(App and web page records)
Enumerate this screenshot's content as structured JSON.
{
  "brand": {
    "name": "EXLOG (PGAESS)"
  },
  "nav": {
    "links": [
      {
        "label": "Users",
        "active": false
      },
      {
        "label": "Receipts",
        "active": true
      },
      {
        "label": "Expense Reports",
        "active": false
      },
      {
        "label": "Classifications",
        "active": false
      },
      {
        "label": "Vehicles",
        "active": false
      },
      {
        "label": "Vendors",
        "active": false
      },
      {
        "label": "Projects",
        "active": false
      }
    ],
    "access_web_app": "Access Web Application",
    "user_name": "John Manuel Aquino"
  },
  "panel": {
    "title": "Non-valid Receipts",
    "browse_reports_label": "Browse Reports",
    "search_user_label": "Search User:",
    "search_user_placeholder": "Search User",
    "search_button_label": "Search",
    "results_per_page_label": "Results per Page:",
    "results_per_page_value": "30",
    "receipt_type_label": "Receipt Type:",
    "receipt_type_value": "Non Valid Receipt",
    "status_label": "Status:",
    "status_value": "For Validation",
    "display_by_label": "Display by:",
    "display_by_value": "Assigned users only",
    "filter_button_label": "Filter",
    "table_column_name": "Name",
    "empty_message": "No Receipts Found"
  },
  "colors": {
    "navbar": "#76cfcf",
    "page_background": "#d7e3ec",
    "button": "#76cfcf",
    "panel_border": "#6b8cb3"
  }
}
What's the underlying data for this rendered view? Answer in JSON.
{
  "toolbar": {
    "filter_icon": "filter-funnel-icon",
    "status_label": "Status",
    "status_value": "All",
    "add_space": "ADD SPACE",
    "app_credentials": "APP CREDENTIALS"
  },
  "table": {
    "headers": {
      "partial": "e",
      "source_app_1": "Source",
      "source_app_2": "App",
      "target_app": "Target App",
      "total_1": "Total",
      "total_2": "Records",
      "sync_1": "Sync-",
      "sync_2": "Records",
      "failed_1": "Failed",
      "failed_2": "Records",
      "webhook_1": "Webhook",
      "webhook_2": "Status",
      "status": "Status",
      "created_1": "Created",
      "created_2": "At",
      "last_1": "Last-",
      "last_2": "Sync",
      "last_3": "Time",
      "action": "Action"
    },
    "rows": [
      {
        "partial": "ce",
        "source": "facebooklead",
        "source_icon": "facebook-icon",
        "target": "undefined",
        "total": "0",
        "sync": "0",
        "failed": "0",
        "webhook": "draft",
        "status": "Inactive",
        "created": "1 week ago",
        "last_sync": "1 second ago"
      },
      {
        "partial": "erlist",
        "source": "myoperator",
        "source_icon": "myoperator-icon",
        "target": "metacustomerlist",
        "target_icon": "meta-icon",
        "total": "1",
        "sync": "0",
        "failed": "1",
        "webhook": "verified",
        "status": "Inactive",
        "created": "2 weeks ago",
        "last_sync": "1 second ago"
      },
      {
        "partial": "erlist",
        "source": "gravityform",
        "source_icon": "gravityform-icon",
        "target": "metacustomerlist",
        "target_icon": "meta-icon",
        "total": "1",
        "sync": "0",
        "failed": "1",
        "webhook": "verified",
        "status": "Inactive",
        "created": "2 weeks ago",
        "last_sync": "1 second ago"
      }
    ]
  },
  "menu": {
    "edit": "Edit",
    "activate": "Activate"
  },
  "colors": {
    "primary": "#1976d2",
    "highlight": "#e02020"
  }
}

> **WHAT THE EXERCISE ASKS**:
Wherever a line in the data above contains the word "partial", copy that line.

> **SOLVED EXERCISE**:
      "partial": "e",
        "partial": "ce",
        "partial": "erlist",
        "partial": "erlist",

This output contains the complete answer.